LSU Board of Supervisors votes unanimously to bestow the name Lutrill and Pearl Payne upon the School of Education
December 9, 2022
Dear School of Education Community,
I am pleased to share that the LSU Board of Supervisors met today and voted unanimously to bestow the name Lutrill and Pearl Payne upon the School of Education. This honorific recognizes the impact the Payne family had on LSU and on education in Louisiana.
Mr. Payne was the first African American to matriculate at the University, though not without overcoming substantial obstacles. From 1860 to 1899, LSU was a strictly segregated educational institution intended to service white students. The Plessy v. Ferguson U.S. Supreme Court ruling in 1896 allowed for separate accommodation of races if equal provisions were provided for whites and non-whites.

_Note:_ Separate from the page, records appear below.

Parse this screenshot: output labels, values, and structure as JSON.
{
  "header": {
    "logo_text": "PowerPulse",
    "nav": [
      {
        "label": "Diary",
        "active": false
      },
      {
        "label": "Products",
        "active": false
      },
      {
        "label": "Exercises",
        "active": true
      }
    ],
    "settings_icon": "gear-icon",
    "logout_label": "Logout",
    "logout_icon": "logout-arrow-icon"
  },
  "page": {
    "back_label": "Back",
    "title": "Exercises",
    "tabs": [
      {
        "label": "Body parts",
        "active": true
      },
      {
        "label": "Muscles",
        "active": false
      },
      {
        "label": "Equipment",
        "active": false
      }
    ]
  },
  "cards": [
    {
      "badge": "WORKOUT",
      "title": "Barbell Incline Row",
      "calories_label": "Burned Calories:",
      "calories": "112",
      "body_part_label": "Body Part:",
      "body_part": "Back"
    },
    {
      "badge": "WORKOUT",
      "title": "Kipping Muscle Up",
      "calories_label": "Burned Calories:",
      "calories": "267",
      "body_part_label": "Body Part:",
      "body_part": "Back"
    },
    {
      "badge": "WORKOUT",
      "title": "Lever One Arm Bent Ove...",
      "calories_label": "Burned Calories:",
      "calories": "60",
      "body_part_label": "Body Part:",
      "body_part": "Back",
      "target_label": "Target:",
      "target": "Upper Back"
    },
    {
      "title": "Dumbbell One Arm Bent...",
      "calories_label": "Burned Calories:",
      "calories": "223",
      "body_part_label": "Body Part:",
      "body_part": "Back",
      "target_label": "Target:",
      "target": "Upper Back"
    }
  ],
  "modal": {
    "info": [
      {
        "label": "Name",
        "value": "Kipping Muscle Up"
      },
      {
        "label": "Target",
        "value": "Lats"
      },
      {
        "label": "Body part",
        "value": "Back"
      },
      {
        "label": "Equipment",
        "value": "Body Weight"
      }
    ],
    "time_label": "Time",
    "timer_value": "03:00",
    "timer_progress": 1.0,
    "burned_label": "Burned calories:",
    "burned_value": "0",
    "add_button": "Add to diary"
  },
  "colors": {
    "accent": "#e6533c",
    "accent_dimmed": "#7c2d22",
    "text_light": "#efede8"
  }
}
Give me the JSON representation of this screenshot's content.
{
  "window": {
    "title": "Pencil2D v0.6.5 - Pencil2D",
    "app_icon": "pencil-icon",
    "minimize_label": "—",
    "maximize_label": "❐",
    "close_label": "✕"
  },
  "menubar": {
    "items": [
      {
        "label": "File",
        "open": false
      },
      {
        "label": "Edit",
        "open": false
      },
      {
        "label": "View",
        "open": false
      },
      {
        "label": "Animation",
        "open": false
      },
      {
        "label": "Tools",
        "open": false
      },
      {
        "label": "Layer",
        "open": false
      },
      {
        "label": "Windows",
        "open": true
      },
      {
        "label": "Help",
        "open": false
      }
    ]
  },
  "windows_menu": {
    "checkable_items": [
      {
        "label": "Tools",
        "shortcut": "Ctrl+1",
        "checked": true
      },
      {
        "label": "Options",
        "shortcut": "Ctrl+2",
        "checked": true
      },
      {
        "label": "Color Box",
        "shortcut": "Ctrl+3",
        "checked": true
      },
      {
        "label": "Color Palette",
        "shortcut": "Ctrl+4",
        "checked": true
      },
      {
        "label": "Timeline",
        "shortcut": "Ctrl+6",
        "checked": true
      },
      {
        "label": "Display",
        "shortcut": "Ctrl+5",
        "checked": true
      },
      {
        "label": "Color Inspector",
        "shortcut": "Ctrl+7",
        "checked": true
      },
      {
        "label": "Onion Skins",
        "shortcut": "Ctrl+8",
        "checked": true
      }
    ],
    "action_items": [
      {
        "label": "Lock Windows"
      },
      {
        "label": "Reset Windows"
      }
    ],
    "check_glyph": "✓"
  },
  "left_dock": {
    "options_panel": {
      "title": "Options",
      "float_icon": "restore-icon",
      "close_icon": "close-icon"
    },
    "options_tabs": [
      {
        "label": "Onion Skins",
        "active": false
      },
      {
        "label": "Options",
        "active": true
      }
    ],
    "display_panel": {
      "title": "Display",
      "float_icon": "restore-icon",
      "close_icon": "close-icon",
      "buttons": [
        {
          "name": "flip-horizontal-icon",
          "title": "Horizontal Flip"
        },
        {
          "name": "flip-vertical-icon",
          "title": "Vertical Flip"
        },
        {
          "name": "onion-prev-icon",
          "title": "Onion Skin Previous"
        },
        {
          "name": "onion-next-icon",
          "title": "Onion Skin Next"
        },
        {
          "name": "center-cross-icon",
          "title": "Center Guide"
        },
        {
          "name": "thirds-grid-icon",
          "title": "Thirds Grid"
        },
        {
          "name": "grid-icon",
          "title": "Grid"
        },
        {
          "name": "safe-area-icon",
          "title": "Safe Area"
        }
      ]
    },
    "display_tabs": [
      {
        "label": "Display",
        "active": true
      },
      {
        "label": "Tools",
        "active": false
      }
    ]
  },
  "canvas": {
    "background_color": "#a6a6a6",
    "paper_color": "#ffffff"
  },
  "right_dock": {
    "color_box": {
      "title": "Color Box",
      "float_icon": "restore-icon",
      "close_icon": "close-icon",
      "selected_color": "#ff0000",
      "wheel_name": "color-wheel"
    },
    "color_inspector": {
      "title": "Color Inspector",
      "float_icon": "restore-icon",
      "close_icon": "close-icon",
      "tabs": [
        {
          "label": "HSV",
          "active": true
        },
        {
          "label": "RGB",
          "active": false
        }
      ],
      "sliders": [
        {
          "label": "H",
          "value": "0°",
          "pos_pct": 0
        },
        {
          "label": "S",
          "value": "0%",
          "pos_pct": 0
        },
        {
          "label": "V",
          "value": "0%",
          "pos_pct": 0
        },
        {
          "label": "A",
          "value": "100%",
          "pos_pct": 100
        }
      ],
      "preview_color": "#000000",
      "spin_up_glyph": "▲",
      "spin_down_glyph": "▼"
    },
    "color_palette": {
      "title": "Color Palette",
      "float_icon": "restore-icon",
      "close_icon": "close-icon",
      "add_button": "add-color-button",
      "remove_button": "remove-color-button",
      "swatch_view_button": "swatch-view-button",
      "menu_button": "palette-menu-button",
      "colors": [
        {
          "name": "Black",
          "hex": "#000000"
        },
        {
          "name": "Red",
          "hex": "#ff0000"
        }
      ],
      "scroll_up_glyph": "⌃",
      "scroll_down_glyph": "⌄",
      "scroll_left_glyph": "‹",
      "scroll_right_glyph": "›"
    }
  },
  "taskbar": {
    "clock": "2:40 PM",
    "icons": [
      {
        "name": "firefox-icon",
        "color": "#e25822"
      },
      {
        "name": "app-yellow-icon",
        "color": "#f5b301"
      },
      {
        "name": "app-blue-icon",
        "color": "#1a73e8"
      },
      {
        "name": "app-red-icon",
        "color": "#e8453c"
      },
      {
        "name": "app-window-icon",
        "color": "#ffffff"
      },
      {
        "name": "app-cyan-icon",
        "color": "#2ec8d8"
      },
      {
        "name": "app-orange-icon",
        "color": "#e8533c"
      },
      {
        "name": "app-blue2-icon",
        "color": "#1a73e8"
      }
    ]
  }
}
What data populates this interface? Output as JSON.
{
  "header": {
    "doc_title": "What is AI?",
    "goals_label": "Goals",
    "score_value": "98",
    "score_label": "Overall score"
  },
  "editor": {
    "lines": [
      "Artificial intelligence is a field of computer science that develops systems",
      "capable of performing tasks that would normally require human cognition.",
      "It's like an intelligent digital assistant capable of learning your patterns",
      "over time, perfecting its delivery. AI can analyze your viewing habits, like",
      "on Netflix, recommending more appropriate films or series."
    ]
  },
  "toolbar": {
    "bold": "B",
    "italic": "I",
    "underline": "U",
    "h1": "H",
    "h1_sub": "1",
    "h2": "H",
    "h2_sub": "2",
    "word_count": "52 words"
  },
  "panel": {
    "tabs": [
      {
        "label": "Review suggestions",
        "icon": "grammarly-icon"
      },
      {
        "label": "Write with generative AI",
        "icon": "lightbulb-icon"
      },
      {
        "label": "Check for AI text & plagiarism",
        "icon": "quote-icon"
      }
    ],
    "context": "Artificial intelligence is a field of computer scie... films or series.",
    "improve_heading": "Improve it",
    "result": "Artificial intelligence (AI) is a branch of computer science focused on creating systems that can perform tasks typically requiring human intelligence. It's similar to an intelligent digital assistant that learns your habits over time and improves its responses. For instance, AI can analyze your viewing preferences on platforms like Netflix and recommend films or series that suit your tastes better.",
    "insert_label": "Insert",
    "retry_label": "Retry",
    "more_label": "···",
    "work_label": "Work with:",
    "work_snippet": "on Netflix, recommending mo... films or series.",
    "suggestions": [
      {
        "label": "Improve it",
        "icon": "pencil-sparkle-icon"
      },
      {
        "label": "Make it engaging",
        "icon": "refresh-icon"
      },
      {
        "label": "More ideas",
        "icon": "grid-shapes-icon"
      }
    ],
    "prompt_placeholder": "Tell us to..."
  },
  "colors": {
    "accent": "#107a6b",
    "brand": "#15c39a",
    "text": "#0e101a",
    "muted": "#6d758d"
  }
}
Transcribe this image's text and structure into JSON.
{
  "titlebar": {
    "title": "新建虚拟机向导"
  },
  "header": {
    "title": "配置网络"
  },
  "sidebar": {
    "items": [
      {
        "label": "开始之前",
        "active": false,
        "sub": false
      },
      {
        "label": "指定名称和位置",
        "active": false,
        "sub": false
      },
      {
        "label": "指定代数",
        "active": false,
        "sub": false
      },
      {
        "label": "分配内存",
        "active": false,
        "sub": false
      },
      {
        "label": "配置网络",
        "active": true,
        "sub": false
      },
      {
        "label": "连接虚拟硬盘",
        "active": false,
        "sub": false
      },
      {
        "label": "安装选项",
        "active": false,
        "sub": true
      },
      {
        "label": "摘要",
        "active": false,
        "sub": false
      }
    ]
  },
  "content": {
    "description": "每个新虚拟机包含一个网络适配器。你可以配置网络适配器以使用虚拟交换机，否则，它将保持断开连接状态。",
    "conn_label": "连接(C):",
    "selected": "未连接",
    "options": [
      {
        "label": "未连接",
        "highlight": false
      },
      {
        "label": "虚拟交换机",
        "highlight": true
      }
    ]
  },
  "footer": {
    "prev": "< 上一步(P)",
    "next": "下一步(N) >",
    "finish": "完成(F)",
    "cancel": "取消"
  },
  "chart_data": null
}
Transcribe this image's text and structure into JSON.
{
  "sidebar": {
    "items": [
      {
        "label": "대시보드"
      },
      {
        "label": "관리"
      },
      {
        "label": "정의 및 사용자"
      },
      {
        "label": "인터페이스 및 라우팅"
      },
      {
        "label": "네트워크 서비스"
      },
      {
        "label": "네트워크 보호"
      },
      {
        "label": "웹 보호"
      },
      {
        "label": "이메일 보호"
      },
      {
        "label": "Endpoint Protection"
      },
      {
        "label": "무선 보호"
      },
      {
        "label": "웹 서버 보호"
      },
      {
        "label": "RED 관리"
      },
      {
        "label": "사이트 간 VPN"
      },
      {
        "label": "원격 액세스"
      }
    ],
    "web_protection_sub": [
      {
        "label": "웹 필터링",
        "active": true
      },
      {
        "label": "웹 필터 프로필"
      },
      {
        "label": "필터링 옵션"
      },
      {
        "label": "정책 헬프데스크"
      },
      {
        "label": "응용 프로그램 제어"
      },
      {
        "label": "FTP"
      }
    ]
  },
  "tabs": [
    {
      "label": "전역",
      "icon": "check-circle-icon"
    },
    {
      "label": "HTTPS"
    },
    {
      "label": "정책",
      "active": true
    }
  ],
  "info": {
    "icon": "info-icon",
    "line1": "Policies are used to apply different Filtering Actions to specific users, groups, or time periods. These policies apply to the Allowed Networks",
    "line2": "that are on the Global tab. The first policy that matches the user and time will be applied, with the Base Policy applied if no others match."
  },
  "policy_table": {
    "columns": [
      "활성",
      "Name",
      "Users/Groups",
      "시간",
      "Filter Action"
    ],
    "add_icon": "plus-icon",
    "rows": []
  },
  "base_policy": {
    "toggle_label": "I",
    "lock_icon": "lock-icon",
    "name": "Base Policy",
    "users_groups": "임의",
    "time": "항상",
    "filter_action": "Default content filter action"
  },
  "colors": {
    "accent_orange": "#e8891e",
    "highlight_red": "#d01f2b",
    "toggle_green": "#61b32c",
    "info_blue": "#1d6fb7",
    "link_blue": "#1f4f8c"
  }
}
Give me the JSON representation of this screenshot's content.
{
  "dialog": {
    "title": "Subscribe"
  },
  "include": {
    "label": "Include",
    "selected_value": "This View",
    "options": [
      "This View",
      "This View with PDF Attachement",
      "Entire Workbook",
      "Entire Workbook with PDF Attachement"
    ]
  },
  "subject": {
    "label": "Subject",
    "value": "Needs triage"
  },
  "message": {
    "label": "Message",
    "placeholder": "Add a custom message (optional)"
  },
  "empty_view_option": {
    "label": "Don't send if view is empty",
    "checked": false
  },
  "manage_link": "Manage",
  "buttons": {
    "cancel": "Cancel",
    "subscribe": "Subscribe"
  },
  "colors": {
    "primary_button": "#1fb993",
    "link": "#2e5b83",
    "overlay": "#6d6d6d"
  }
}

For African Americans choosing to pursue degrees in fields not offered by Black-serving institutions in Louisiana, the state government paid their expenses to attend programs in other states.
In the 1930s, Mr. Payne graduated from Southern University, moved to Natchitoches, married a teacher named Pearl, and had started a family before entering military service for World War II. After returning, Mr. Payne sued for admission to LSU’s graduate program in agricultural education. A. P. Tureaud, Sr., filed suit in federal court on Mr. Payne’s behalf, and after a very short trial, Mr. Payne won the case and was admitted for the summer 1951 term. The University archives do not indicate Mr. Payne received a credential for his work though publicly available records show a ‘report card’ with passing grades.
In 1952, Mrs. Payne enrolled in the Graduate School to pursue a Master of Education degree. She commuted from Natchitoches to Baton Rouge weekly to attend classes, and in 1953, she became one of the first African American women to earn a degree at LSU. Mrs. Payne’s teaching career spanned 37 years.
The Paynes’ perseverance and their dedication to education make them a defining part of LSU’s history. Honoring Black pioneers like Lutrill and Pearl Payne and recognizing their courage, strength, and formidable spirit strengthens our community as a whole. The Board has also voted to honor several other remarkable individuals, naming the Dr. Pinkie Gordon Lane Graduate School and Julian T. White Hall. I hope you’ll take a moment to learn more about these individuals and their inspirational stories of success through incredible perseverance, and I look forward to celebrating the naming of the Lutrill & Pearl Payne School of Education with you all in-person early next year.
William F. Tate IV